John Gummer, Secretary of State for the Environment, who is the ministers' host, wants them to agree on a target for cutting pollution levels to a point where the eye-itching, lung-irritating, photochemical smogs no longer occur during hot, still weather in Europe.
The pollutants come from road traffic, industry and power stations. A complex cycle of chemical reactions driven by intense sunlight leads to the formation of high levels of ozone, which affects some asthmatics and people with other chest problems.
Sometimes half or more of these pollutants originate in continental Europe and drift across the North Sea and the Channel into southern Britain - a phenomenon which the Sun newspaper calls "Frog smog". That is why nations have to act together to tackle the problem.

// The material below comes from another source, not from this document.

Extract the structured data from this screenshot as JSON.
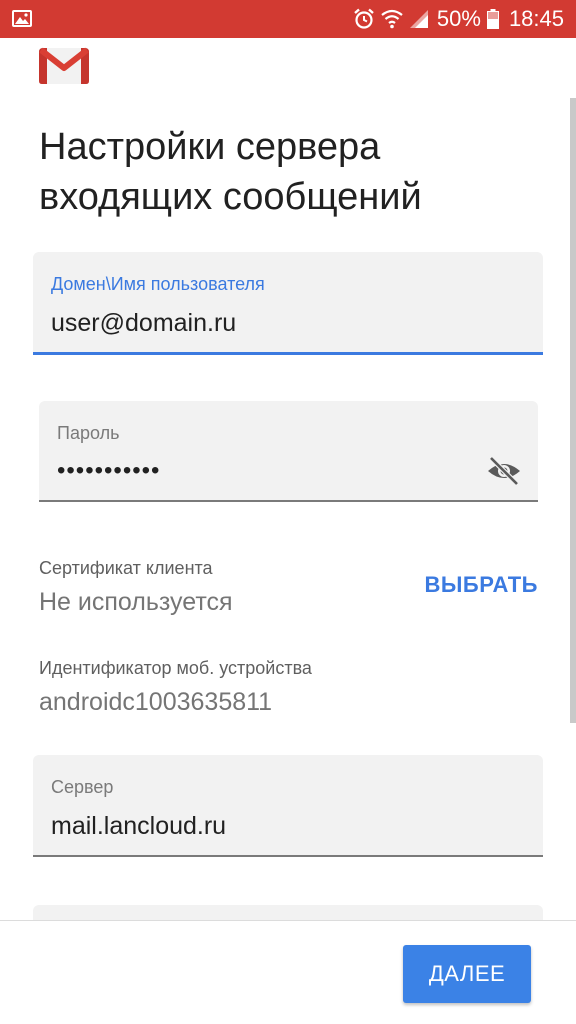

But UK officials concede that British smogs are largely home grown,and sometimes this pollution adds to ozone episodes in Europe. Nicholas SchoonReuse content